World Class Security
Museum upgrades system to protect rare, valuable art
- By Mary Wilbur
- Dec 01, 2011
Dallas, Texas, considers itself a world-class city. Whatever
the qualifications, the arts district in the city is certainly
world class, and, therefore, the security must also meet
The Dallas Museum of Art is located in the heart of one of the
largest urban arts districts in the world. It houses a collection of more
than 24,000 works of art from around the world and plays host to at
least 600,000 visitors. Inside the facility, there are a variety of interactive
displays and traveling collections of priceless art, spanning all
ages of time.
Cameras in Place
The museum has about 175 Vicon cameras in place, including some
60 PTZ cameras; about half are fixed-dome. Keith Walker, owner and
general manager of Security 101 in Dallas, served as the integrator
and said all the head-end equipment was replaced but existing cameras
“Some of the cameras are IP-based, but many are still analog,”
said Lance Childers, DMA’s director of security. “We are updating
as we can. These cameras feed into two servers, both on our backup
As the museum security department upgrades its system to a network-
based system, the main thought is to provide a video management
platform with a proven track record of reliability and performance
in a key high-security environment. To Childers, the security
department within the museum is considered a separate entity, and
each of the departments within the facility is set up as a client. For
the security department within the museum, the goals for the new
installation are a more user-friendly system for the officers, an enhanced
ability to isolate and record incidents, and increased capacity
and options for configuring monitors. They also know that with the
integration of IP video, they will experience a great improvement in
the quality of the video recordings.
“There are two primary objectives that we hold fast to, including
providing an educational opportunity for our guests,” Childers said.
“The other is preservation of the art itself.
“The art is very fragile. In training, I often compare the canvas
that paintings are on to a washcloth or dishtowel, a year old or 10
years old. Some of our canvasses are 100 to 200 years old, or more.
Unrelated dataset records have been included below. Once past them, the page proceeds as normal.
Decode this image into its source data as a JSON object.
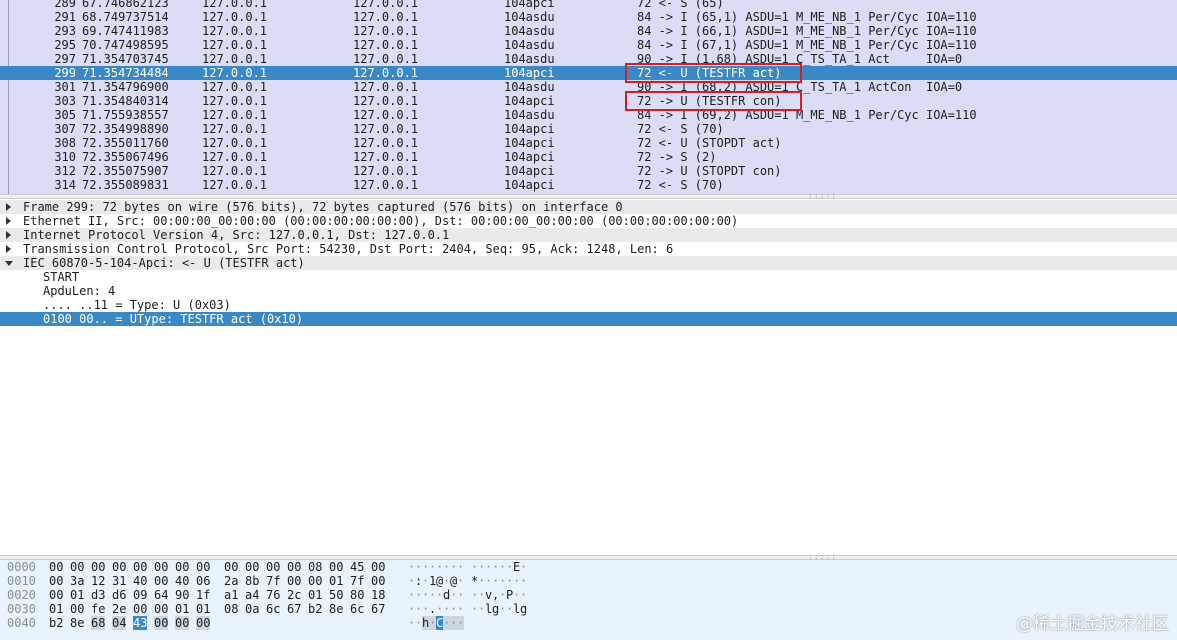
{
  "packet_list": {
    "rows": [
      {
        "no": "289",
        "time": "67.746862123",
        "src": "127.0.0.1",
        "dst": "127.0.0.1",
        "proto": "104apci",
        "info": "72 <- S (65)",
        "selected": false
      },
      {
        "no": "291",
        "time": "68.749737514",
        "src": "127.0.0.1",
        "dst": "127.0.0.1",
        "proto": "104asdu",
        "info": "84 -> I (65,1) ASDU=1 M_ME_NB_1 Per/Cyc IOA=110",
        "selected": false
      },
      {
        "no": "293",
        "time": "69.747411983",
        "src": "127.0.0.1",
        "dst": "127.0.0.1",
        "proto": "104asdu",
        "info": "84 -> I (66,1) ASDU=1 M_ME_NB_1 Per/Cyc IOA=110",
        "selected": false
      },
      {
        "no": "295",
        "time": "70.747498595",
        "src": "127.0.0.1",
        "dst": "127.0.0.1",
        "proto": "104asdu",
        "info": "84 -> I (67,1) ASDU=1 M_ME_NB_1 Per/Cyc IOA=110",
        "selected": false
      },
      {
        "no": "297",
        "time": "71.354703745",
        "src": "127.0.0.1",
        "dst": "127.0.0.1",
        "proto": "104asdu",
        "info": "90 -> I (1,68) ASDU=1 C_TS_TA_1 Act     IOA=0",
        "selected": false
      },
      {
        "no": "299",
        "time": "71.354734484",
        "src": "127.0.0.1",
        "dst": "127.0.0.1",
        "proto": "104apci",
        "info": "72 <- U (TESTFR act)",
        "selected": true
      },
      {
        "no": "301",
        "time": "71.354796900",
        "src": "127.0.0.1",
        "dst": "127.0.0.1",
        "proto": "104asdu",
        "info": "90 -> I (68,2) ASDU=1 C_TS_TA_1 ActCon  IOA=0",
        "selected": false
      },
      {
        "no": "303",
        "time": "71.354840314",
        "src": "127.0.0.1",
        "dst": "127.0.0.1",
        "proto": "104apci",
        "info": "72 -> U (TESTFR con)",
        "selected": false
      },
      {
        "no": "305",
        "time": "71.755938557",
        "src": "127.0.0.1",
        "dst": "127.0.0.1",
        "proto": "104asdu",
        "info": "84 -> I (69,2) ASDU=1 M_ME_NB_1 Per/Cyc IOA=110",
        "selected": false
      },
      {
        "no": "307",
        "time": "72.354998890",
        "src": "127.0.0.1",
        "dst": "127.0.0.1",
        "proto": "104apci",
        "info": "72 <- S (70)",
        "selected": false
      },
      {
        "no": "308",
        "time": "72.355011760",
        "src": "127.0.0.1",
        "dst": "127.0.0.1",
        "proto": "104apci",
        "info": "72 <- U (STOPDT act)",
        "selected": false
      },
      {
        "no": "310",
        "time": "72.355067496",
        "src": "127.0.0.1",
        "dst": "127.0.0.1",
        "proto": "104apci",
        "info": "72 -> S (2)",
        "selected": false
      },
      {
        "no": "312",
        "time": "72.355075907",
        "src": "127.0.0.1",
        "dst": "127.0.0.1",
        "proto": "104apci",
        "info": "72 -> U (STOPDT con)",
        "selected": false
      },
      {
        "no": "314",
        "time": "72.355089831",
        "src": "127.0.0.1",
        "dst": "127.0.0.1",
        "proto": "104apci",
        "info": "72 <- S (70)",
        "selected": false
      }
    ]
  },
  "details": {
    "rows": [
      {
        "text": "Frame 299: 72 bytes on wire (576 bits), 72 bytes captured (576 bits) on interface 0",
        "level": 0,
        "expander": "collapsed",
        "shaded": true,
        "selected": false
      },
      {
        "text": "Ethernet II, Src: 00:00:00_00:00:00 (00:00:00:00:00:00), Dst: 00:00:00_00:00:00 (00:00:00:00:00:00)",
        "level": 0,
        "expander": "collapsed",
        "shaded": false,
        "selected": false
      },
      {
        "text": "Internet Protocol Version 4, Src: 127.0.0.1, Dst: 127.0.0.1",
        "level": 0,
        "expander": "collapsed",
        "shaded": true,
        "selected": false
      },
      {
        "text": "Transmission Control Protocol, Src Port: 54230, Dst Port: 2404, Seq: 95, Ack: 1248, Len: 6",
        "level": 0,
        "expander": "collapsed",
        "shaded": false,
        "selected": false
      },
      {
        "text": "IEC 60870-5-104-Apci: <- U (TESTFR act)",
        "level": 0,
        "expander": "expanded",
        "shaded": true,
        "selected": false
      },
      {
        "text": "START",
        "level": 1,
        "expander": "none",
        "shaded": false,
        "selected": false
      },
      {
        "text": "ApduLen: 4",
        "level": 1,
        "expander": "none",
        "shaded": false,
        "selected": false
      },
      {
        "text": ".... ..11 = Type: U (0x03)",
        "level": 1,
        "expander": "none",
        "shaded": false,
        "selected": false
      },
      {
        "text": "0100 00.. = UType: TESTFR act (0x10)",
        "level": 1,
        "expander": "none",
        "shaded": false,
        "selected": true
      }
    ]
  },
  "hex": {
    "rows": [
      {
        "offset": "0000",
        "bytes": [
          "00",
          "00",
          "00",
          "00",
          "00",
          "00",
          "00",
          "00",
          "00",
          "00",
          "00",
          "00",
          "08",
          "00",
          "45",
          "00"
        ],
        "ascii": [
          "·",
          "·",
          "·",
          "·",
          "·",
          "·",
          "·",
          "·",
          "·",
          "·",
          "·",
          "·",
          "·",
          "·",
          "E",
          "·"
        ]
      },
      {
        "offset": "0010",
        "bytes": [
          "00",
          "3a",
          "12",
          "31",
          "40",
          "00",
          "40",
          "06",
          "2a",
          "8b",
          "7f",
          "00",
          "00",
          "01",
          "7f",
          "00"
        ],
        "ascii": [
          "·",
          ":",
          "·",
          "1",
          "@",
          "·",
          "@",
          "·",
          "*",
          "·",
          "·",
          "·",
          "·",
          "·",
          "·",
          "·"
        ]
      },
      {
        "offset": "0020",
        "bytes": [
          "00",
          "01",
          "d3",
          "d6",
          "09",
          "64",
          "90",
          "1f",
          "a1",
          "a4",
          "76",
          "2c",
          "01",
          "50",
          "80",
          "18"
        ],
        "ascii": [
          "·",
          "·",
          "·",
          "·",
          "·",
          "d",
          "·",
          "·",
          "·",
          "·",
          "v",
          ",",
          "·",
          "P",
          "·",
          "·"
        ]
      },
      {
        "offset": "0030",
        "bytes": [
          "01",
          "00",
          "fe",
          "2e",
          "00",
          "00",
          "01",
          "01",
          "08",
          "0a",
          "6c",
          "67",
          "b2",
          "8e",
          "6c",
          "67"
        ],
        "ascii": [
          "·",
          "·",
          "·",
          ".",
          "·",
          "·",
          "·",
          "·",
          "·",
          "·",
          "l",
          "g",
          "·",
          "·",
          "l",
          "g"
        ]
      },
      {
        "offset": "0040",
        "bytes": [
          "b2",
          "8e",
          "68",
          "04",
          "43",
          "00",
          "00",
          "00"
        ],
        "ascii": [
          "·",
          "·",
          "h",
          "·",
          "C",
          "·",
          "·",
          "·"
        ]
      }
    ],
    "selected_row": 4,
    "selected_byte": 4,
    "related_start": 2,
    "related_end": 7
  },
  "watermark": "@稀土掘金技术社区",
  "colors": {
    "selection": "#3a88c6",
    "packet_bg": "#dcdcf7",
    "highlight_box": "#d21f27",
    "hex_bg": "#e9f3fb"
  }
}
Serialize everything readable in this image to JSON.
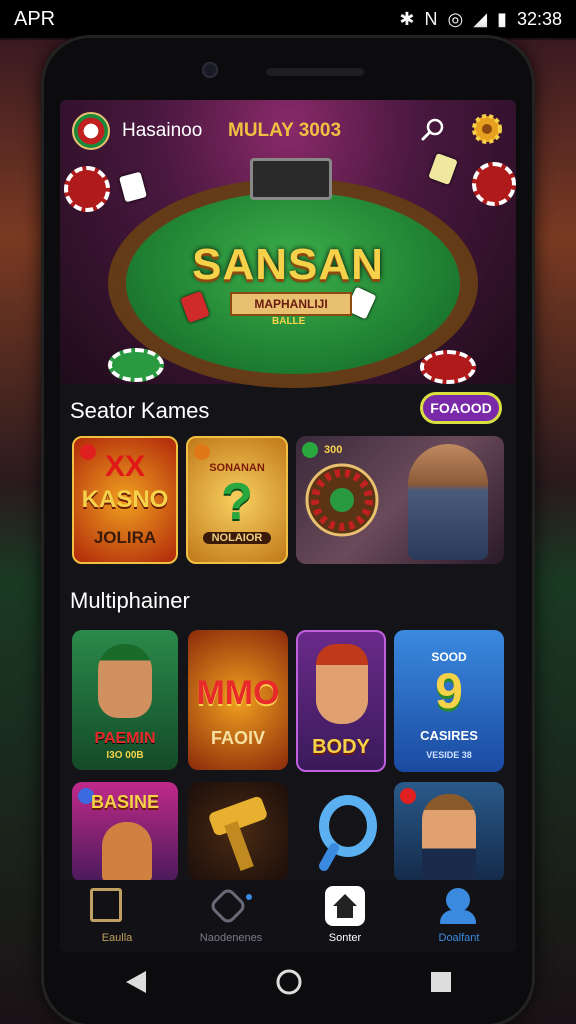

“Our choice to help run the cameras, both IP-based and analog,
was to go with Salient Systems CompleteView. They offered us a hybrid
capability and approach to transitioning from analog to IP camera
technology, which allows us to be protected as we upgrade and
expand our video security system.
“By upgrading to CompleteView, we have been able to integrate
video and access control platforms and provide features such as video
verification of access control events and alarms.”
Security 101 got involved via a telemarketing campaign last year,
which brought the company to the attention of Childers. “We felt we
were in a good position with product and support, and that’s what led
us to pursue the security upgrade.”
Too Much Love
Most people who visit the art museum do not do so with the intent
of doing harm to the art, but inadvertently sometimes things happen.
“In their enthusiasm, for example, sometimes they get too close,”
Childers said. “Either they will reach to touch it, or even close examination
of it could result in moisture from their breath getting on the
art. We ask the guests to enjoy the art from further back, rather than
up so close, possibly causing damage to the art.”
That’s where CompleteView comes into play—protecting the patron
and the art, and also providing security to the museum and an
enjoyable experience for today’s visitors and future visitors.
“When protecting such valuable assets, immediate notification of
events becomes important,” said Brian Carle, product manager at Salient
Systems. “The Alarm Client and Pop Up Monitor provide realtime
alerts of motion or alarm activity. Audio alarms can accompany
live video of the events, ensuring guards will not overlook incidents
on critical cameras.”
As integrators know, no installation is without its challenges, and
the integration at DMA is no exception.
“Our first challenge was that the existing system had to remain
functional during the upgrade process, given the security needs of the
museum,” Walker said. “Then we had to be flexible enough with the
installation to be able to respond to unexpected challenges and the
need for quick substitutions of equipment in a few areas.”
Back to Business
DMA is truly world-renowned when it comes to art. Security at the
museum has taken a front row, and it’s all managed by a video management
system that has enough power and traction to stay on top of
all security applications. The venue’s security helps
create a world-class experience for visitors but also
for staff, who are now able to do their respective
jobs with peace of mind.
This article originally appeared in the December 2011 issue of Security Today.